[EXERCISE DATA Boundary: Start]

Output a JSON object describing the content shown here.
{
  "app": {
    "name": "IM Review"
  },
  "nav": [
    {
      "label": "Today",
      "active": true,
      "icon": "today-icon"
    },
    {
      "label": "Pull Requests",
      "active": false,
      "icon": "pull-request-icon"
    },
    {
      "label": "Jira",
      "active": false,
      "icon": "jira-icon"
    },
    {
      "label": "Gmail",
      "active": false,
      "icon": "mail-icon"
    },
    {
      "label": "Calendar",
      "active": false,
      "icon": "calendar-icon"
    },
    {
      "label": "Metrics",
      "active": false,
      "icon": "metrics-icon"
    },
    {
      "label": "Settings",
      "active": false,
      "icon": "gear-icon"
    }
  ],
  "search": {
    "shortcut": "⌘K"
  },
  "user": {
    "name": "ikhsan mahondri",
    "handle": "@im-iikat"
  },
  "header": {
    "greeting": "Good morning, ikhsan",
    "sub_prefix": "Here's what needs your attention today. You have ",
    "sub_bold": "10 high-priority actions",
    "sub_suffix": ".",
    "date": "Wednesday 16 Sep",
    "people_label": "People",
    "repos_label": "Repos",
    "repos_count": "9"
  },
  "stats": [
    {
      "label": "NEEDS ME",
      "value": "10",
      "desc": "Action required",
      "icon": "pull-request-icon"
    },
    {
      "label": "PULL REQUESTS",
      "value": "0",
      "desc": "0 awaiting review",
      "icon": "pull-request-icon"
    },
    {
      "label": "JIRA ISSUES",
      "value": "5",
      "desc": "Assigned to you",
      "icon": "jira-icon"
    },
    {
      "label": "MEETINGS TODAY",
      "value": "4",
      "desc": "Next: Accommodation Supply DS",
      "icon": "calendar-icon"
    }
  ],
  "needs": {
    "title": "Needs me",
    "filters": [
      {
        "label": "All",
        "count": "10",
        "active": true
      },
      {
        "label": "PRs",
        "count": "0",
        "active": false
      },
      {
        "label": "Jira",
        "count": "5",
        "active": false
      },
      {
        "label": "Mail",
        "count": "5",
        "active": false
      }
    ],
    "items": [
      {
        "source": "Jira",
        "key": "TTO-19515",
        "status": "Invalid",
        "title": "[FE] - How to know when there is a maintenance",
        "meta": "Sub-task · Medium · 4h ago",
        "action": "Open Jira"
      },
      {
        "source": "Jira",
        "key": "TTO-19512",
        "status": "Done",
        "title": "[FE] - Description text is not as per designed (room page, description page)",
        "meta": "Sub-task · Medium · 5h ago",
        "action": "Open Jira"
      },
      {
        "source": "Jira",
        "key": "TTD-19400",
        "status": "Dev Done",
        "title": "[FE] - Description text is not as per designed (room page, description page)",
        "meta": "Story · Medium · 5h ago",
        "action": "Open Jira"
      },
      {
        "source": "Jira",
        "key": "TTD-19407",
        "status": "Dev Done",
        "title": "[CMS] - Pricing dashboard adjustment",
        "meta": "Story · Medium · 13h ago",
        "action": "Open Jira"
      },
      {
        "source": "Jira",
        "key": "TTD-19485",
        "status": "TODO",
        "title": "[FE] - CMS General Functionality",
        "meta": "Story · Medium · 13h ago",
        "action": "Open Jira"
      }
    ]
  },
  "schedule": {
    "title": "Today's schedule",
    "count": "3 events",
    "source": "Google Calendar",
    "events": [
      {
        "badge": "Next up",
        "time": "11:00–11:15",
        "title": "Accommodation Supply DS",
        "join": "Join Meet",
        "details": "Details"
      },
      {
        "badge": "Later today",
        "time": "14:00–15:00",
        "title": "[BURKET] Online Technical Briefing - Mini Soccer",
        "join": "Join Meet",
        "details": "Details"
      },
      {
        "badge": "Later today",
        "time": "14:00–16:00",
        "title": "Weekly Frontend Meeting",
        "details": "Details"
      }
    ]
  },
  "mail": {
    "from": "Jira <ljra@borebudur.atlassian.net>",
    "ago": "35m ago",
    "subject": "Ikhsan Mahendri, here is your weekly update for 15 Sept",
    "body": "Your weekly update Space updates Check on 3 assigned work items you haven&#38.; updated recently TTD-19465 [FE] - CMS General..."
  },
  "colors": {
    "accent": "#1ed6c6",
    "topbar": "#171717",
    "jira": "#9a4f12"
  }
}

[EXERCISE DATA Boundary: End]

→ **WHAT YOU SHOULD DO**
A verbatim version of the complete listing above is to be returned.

→ **OUTPUT OF THE TASK**
Output a JSON object describing the content shown here.
{
  "app": {
    "name": "IM Review"
  },
  "nav": [
    {
      "label": "Today",
      "active": true,
      "icon": "today-icon"
    },
    {
      "label": "Pull Requests",
      "active": false,
      "icon": "pull-request-icon"
    },
    {
      "label": "Jira",
      "active": false,
      "icon": "jira-icon"
    },
    {
      "label": "Gmail",
      "active": false,
      "icon": "mail-icon"
    },
    {
      "label": "Calendar",
      "active": false,
      "icon": "calendar-icon"
    },
    {
      "label": "Metrics",
      "active": false,
      "icon": "metrics-icon"
    },
    {
      "label": "Settings",
      "active": false,
      "icon": "gear-icon"
    }
  ],
  "search": {
    "shortcut": "⌘K"
  },
  "user": {
    "name": "ikhsan mahondri",
    "handle": "@im-iikat"
  },
  "header": {
    "greeting": "Good morning, ikhsan",
    "sub_prefix": "Here's what needs your attention today. You have ",
    "sub_bold": "10 high-priority actions",
    "sub_suffix": ".",
    "date": "Wednesday 16 Sep",
    "people_label": "People",
    "repos_label": "Repos",
    "repos_count": "9"
  },
  "stats": [
    {
      "label": "NEEDS ME",
      "value": "10",
      "desc": "Action required",
      "icon": "pull-request-icon"
    },
    {
      "label": "PULL REQUESTS",
      "value": "0",
      "desc": "0 awaiting review",
      "icon": "pull-request-icon"
    },
    {
      "label": "JIRA ISSUES",
      "value": "5",
      "desc": "Assigned to you",
      "icon": "jira-icon"
    },
    {
      "label": "MEETINGS TODAY",
      "value": "4",
      "desc": "Next: Accommodation Supply DS",
      "icon": "calendar-icon"
    }
  ],
  "needs": {
    "title": "Needs me",
    "filters": [
      {
        "label": "All",
        "count": "10",
        "active": true
      },
      {
        "label": "PRs",
        "count": "0",
        "active": false
      },
      {
        "label": "Jira",
        "count": "5",
        "active": false
      },
      {
        "label": "Mail",
        "count": "5",
        "active": false
      }
    ],
    "items": [
      {
        "source": "Jira",
        "key": "TTO-19515",
        "status": "Invalid",
        "title": "[FE] - How to know when there is a maintenance",
        "meta": "Sub-task · Medium · 4h ago",
        "action": "Open Jira"
      },
      {
        "source": "Jira",
        "key": "TTO-19512",
        "status": "Done",
        "title": "[FE] - Description text is not as per designed (room page, description page)",
        "meta": "Sub-task · Medium · 5h ago",
        "action": "Open Jira"
      },
      {
        "source": "Jira",
        "key": "TTD-19400",
        "status": "Dev Done",
        "title": "[FE] - Description text is not as per designed (room page, description page)",
        "meta": "Story · Medium · 5h ago",
        "action": "Open Jira"
      },
      {
        "source": "Jira",
        "key": "TTD-19407",
        "status": "Dev Done",
        "title": "[CMS] - Pricing dashboard adjustment",
        "meta": "Story · Medium · 13h ago",
        "action": "Open Jira"
      },
      {
        "source": "Jira",
        "key": "TTD-19485",
        "status": "TODO",
        "title": "[FE] - CMS General Functionality",
        "meta": "Story · Medium · 13h ago",
        "action": "Open Jira"
      }
    ]
  },
  "schedule": {
    "title": "Today's schedule",
    "count": "3 events",
    "source": "Google Calendar",
    "events": [
      {
        "badge": "Next up",
        "time": "11:00–11:15",
        "title": "Accommodation Supply DS",
        "join": "Join Meet",
        "details": "Details"
      },
      {
        "badge": "Later today",
        "time": "14:00–15:00",
        "title": "[BURKET] Online Technical Briefing - Mini Soccer",
        "join": "Join Meet",
        "details": "Details"
      },
      {
        "badge": "Later today",
        "time": "14:00–16:00",
        "title": "Weekly Frontend Meeting",
        "details": "Details"
      }
    ]
  },
  "mail": {
    "from": "Jira <ljra@borebudur.atlassian.net>",
    "ago": "35m ago",
    "subject": "Ikhsan Mahendri, here is your weekly update for 15 Sept",
    "body": "Your weekly update Space updates Check on 3 assigned work items you haven&#38.; updated recently TTD-19465 [FE] - CMS General..."
  },
  "colors": {
    "accent": "#1ed6c6",
    "topbar": "#171717",
    "jira": "#9a4f12"
  }
}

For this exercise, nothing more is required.